▶ Task brief
Filter the listing and keep only the lines with the word "JSON".

▶ Data extracts
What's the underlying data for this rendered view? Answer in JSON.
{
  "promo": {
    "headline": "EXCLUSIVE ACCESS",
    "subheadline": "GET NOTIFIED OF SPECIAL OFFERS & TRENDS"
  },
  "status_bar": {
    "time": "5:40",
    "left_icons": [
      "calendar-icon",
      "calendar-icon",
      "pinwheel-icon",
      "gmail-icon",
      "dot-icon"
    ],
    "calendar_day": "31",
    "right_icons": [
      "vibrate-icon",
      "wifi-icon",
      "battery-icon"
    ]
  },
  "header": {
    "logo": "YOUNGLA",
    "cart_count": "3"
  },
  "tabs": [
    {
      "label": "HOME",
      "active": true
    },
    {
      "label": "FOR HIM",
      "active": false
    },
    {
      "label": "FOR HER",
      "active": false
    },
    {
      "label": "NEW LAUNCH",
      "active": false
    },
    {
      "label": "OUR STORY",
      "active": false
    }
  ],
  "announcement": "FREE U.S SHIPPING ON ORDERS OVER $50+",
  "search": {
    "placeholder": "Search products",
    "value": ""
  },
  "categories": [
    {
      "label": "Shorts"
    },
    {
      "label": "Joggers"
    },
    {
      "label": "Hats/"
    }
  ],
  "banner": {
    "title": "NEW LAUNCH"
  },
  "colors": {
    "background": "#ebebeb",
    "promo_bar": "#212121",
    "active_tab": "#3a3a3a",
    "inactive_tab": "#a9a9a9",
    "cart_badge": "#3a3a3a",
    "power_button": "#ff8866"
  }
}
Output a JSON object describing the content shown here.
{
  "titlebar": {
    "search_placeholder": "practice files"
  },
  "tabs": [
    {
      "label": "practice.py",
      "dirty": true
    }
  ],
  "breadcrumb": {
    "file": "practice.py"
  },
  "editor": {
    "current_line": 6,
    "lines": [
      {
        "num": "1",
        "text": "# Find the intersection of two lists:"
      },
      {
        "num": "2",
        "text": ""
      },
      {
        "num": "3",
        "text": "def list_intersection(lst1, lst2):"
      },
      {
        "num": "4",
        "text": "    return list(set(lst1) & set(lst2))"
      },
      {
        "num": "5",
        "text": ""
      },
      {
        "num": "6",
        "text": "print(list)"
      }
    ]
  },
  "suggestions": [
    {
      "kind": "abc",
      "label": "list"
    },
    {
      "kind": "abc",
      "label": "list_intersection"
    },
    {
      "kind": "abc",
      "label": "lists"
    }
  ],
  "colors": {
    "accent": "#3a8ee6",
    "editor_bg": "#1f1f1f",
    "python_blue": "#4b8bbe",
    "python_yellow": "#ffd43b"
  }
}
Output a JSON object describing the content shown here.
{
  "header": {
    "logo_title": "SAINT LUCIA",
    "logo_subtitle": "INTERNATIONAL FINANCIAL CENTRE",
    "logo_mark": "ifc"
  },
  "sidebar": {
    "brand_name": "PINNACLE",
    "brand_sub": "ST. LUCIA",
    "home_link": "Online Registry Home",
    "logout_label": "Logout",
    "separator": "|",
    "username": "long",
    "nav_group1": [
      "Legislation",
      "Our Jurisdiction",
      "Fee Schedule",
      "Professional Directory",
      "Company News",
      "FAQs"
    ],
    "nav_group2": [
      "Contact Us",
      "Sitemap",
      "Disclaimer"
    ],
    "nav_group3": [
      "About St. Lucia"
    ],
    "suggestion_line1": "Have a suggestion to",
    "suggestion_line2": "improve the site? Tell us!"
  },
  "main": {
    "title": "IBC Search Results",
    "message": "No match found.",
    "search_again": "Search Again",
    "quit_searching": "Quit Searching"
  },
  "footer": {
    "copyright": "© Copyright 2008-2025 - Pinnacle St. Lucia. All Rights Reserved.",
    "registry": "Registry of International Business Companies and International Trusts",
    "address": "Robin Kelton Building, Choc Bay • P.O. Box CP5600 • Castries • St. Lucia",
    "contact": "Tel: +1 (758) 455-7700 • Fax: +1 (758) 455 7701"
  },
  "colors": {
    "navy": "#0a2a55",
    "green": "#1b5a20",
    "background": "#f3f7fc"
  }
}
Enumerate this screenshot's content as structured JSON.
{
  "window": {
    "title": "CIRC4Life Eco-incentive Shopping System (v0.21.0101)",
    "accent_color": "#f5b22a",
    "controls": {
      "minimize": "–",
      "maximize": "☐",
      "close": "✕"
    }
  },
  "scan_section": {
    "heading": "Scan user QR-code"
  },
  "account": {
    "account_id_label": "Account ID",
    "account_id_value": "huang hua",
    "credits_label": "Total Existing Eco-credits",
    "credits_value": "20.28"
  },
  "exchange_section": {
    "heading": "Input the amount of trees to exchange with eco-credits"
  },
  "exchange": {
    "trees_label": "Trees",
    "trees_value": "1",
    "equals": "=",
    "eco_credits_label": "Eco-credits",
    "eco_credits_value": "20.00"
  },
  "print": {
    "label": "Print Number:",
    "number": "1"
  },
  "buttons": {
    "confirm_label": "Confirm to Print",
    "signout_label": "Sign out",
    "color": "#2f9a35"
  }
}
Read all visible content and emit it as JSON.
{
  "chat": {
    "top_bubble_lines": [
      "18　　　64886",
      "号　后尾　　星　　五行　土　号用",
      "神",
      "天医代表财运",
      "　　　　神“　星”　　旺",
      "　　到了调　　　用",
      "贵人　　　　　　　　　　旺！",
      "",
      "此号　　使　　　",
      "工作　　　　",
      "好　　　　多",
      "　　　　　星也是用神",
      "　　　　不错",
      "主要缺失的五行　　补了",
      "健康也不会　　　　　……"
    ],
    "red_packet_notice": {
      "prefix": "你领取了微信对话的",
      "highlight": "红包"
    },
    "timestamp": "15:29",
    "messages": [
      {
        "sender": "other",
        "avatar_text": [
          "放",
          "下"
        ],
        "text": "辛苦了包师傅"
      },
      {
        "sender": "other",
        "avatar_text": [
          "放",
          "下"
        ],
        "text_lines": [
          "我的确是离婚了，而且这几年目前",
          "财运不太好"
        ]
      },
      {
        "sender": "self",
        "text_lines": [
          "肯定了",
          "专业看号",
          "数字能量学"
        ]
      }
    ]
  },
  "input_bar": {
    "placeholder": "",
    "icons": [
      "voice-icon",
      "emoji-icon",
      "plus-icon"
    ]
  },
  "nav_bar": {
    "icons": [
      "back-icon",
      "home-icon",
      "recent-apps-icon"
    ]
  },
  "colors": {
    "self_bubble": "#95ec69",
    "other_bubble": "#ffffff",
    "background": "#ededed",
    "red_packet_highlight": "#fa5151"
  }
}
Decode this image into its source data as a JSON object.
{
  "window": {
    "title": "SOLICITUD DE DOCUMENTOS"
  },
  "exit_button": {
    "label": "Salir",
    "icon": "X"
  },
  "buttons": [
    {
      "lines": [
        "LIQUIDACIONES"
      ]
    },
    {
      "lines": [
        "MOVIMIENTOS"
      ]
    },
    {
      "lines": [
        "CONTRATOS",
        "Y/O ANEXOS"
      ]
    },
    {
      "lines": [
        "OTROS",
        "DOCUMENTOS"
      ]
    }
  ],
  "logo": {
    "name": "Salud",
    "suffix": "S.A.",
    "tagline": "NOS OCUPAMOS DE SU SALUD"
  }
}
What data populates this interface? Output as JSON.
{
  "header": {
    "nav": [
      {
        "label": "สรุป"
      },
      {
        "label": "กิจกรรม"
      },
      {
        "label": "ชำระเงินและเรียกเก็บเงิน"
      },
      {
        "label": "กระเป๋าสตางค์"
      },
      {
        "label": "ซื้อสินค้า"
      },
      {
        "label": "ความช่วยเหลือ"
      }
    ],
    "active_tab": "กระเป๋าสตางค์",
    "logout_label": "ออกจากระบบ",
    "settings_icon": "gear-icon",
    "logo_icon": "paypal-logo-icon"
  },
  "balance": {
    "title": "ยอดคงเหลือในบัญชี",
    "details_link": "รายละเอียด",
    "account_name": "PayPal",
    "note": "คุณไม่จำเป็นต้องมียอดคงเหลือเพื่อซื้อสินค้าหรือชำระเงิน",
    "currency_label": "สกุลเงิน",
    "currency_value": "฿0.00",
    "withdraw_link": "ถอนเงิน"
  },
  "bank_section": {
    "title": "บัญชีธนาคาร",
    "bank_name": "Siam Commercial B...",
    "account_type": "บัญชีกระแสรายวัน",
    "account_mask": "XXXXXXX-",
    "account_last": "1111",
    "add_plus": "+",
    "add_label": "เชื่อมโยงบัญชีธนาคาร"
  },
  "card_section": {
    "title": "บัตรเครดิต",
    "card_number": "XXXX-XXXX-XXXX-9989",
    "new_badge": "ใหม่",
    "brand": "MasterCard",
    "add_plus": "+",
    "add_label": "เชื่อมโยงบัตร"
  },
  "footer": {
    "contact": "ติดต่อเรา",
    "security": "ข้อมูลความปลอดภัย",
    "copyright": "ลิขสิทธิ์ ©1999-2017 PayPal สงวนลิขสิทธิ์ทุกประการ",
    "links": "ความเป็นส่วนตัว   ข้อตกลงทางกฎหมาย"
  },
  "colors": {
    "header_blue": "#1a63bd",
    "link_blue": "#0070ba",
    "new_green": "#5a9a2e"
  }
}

▶ Response to the exercise
What's the underlying data for this rendered view? Answer in JSON.
Output a JSON object describing the content shown here.
Output a JSON object describing the content shown here.
Enumerate this screenshot's content as structured JSON.
Read all visible content and emit it as JSON.
Decode this image into its source data as a JSON object.
What data populates this interface? Output as JSON.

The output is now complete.